Spread over the southern Malaysian states of Johor and Pahang, Endau Rompin National Park is the second largest national park in peninsular Malaysia.
Its nearly 900 square kilometres cover diverse terrain from lowland rainforests to mountain waterfalls and are home to some of Malaysia's most endangered animals, like the Malayan tiger and Sumatran rhinoceros. Of course, you're more likely to run into the Sultan of Johor on the hiking trails than a rhino, but it's worth the trip to have the pristine jungle all to yourself.

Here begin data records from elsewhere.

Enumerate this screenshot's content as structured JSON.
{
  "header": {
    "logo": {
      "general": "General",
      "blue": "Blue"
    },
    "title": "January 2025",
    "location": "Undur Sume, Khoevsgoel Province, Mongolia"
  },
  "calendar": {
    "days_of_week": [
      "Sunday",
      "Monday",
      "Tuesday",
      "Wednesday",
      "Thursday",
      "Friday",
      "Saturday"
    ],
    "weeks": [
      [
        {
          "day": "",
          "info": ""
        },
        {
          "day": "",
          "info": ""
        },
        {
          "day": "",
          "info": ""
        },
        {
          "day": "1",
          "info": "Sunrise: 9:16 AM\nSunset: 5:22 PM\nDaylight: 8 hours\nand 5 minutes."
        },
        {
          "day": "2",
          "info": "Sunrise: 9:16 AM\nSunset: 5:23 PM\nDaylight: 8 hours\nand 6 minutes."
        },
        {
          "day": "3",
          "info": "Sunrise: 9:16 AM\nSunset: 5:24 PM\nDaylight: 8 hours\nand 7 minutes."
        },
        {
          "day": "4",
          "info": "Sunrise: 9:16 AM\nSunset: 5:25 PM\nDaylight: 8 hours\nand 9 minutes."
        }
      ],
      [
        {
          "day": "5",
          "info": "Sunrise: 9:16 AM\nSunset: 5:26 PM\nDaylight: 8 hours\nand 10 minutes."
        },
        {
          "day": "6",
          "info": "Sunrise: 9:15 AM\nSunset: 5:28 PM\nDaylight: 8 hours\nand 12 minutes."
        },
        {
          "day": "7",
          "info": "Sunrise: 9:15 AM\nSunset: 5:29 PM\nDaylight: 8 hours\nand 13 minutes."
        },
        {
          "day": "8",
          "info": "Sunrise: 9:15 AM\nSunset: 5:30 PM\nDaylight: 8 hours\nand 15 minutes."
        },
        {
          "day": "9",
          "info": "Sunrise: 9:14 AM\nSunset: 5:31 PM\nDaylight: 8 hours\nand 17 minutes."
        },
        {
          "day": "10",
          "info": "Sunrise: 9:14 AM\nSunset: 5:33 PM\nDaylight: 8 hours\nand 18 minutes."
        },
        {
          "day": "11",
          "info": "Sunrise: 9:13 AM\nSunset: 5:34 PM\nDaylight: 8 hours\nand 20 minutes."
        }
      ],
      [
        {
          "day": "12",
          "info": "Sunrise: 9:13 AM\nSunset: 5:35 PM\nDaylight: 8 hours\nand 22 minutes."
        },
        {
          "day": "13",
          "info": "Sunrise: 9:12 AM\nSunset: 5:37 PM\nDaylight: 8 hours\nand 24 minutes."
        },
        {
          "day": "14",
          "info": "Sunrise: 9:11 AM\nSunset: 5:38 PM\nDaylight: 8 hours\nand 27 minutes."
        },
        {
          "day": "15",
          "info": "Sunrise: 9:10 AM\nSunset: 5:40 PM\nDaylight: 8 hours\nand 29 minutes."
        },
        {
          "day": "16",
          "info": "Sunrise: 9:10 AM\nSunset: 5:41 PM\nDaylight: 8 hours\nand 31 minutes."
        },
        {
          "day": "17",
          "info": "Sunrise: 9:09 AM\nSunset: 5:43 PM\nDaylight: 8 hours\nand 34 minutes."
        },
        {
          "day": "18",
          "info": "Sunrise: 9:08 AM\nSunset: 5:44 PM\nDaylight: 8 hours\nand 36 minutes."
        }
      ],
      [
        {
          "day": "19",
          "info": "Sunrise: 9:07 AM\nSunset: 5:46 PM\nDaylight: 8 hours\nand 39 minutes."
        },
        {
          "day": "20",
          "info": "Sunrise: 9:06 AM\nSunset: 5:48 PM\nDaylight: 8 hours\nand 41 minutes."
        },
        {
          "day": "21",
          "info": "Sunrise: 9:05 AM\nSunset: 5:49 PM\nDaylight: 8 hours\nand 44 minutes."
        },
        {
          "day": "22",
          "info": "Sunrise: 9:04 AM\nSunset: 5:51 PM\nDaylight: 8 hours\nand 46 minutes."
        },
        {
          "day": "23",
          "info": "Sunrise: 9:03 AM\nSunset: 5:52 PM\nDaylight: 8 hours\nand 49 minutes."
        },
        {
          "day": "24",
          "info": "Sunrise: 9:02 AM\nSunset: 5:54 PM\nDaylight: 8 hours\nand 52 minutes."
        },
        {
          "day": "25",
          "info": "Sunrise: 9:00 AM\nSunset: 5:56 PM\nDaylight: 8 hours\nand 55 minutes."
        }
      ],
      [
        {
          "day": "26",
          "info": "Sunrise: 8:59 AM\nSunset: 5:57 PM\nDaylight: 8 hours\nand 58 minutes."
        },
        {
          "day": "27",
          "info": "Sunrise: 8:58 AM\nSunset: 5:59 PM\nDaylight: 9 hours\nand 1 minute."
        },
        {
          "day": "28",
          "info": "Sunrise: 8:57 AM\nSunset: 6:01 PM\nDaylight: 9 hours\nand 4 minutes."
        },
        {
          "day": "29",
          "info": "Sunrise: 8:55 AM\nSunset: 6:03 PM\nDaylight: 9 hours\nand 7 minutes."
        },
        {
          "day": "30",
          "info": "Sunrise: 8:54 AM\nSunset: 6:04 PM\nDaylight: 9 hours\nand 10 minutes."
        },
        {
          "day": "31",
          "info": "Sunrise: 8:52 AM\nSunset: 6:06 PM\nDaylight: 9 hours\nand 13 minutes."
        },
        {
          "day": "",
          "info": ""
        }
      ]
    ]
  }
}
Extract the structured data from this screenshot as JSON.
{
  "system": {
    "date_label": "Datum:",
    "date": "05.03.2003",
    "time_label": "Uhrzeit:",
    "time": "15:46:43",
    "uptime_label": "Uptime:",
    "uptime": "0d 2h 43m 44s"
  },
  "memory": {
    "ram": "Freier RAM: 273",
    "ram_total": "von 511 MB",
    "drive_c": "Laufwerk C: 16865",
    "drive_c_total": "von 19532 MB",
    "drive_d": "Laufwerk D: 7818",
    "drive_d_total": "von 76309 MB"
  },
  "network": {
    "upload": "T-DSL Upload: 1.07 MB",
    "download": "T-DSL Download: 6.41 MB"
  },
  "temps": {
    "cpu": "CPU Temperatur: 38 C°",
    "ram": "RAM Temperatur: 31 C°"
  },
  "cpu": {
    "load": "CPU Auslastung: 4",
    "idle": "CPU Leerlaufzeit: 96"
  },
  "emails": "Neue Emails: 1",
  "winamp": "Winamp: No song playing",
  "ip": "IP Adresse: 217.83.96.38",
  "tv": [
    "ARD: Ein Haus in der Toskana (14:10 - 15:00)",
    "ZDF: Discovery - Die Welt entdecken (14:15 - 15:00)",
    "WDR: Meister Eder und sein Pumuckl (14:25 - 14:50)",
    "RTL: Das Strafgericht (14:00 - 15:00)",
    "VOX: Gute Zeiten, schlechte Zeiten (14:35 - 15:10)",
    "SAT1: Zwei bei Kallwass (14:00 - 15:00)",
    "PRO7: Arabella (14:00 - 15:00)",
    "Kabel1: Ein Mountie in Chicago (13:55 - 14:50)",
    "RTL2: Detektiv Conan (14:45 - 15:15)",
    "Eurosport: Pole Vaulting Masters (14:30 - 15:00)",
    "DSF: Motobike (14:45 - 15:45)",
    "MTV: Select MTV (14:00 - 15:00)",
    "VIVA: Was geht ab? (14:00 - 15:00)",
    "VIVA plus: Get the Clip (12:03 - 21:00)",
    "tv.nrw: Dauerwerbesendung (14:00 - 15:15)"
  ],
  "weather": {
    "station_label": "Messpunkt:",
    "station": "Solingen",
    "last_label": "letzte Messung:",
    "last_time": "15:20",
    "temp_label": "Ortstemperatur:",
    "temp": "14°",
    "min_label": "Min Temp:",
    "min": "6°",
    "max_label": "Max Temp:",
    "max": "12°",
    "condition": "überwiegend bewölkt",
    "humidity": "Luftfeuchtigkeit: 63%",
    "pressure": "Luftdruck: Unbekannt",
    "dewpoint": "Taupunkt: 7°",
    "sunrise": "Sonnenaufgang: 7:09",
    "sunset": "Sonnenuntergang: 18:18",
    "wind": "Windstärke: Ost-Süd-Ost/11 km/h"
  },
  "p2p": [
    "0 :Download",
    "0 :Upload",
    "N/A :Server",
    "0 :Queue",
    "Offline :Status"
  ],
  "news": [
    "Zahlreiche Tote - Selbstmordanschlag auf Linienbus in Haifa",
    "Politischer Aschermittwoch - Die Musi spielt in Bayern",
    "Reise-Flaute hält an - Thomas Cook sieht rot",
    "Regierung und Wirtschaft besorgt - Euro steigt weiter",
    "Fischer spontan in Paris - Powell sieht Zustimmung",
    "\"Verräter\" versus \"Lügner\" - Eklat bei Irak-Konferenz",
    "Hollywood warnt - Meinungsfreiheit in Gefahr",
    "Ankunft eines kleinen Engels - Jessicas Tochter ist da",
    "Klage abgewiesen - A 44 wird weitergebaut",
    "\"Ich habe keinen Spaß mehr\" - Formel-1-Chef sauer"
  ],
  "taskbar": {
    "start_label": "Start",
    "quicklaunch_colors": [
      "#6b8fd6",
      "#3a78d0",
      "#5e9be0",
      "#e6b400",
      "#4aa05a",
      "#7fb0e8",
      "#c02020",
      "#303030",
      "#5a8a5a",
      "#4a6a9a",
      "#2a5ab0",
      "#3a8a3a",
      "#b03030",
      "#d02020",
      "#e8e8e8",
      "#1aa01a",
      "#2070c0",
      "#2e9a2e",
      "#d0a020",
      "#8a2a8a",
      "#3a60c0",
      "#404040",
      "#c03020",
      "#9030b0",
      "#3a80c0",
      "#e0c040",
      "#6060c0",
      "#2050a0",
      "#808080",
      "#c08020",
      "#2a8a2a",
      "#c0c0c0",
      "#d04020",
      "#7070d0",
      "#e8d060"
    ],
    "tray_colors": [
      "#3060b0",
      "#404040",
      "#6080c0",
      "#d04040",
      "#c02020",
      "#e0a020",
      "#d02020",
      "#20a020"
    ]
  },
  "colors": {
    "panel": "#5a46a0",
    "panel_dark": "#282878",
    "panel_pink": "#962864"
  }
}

The fact that Endau Rompin is a real pain to get to means it receives just a tiny fraction of the visitors as the larger Taman Negara National Park.
The park is named for the two major rivers that run through its boundaries -- the Endau River in Johor and Rompin River in Pahang. Motorised boats can take you part of the way to the far-flung campsites or are available for wildlife viewing at dusk when animals come to the river to drink.
Endau Rompin National Park has three entry points: Kampung Peta, Selai and Kuala Rompin. The roads into the park are extremely rough and a 4WD vehicle is a must. During the rainy season from November to February the roads are impassable and the park basically shuts down.
The most commonly used entry point is Kampung Peta, which is about 60 kilometres from the town of Kahang. At Kampung Peta you'll find the Endau Rompin National Park Visitors Complex, chalets and dorms, a canteen and a settlement of Orang Asli, the indigenous people, some of whom work as trekking guides.
As the park is hours from civilisation, be sure to pack bring everything you might need, including insect repellent, leech socks and any medications.
By Tanya Procyshyn.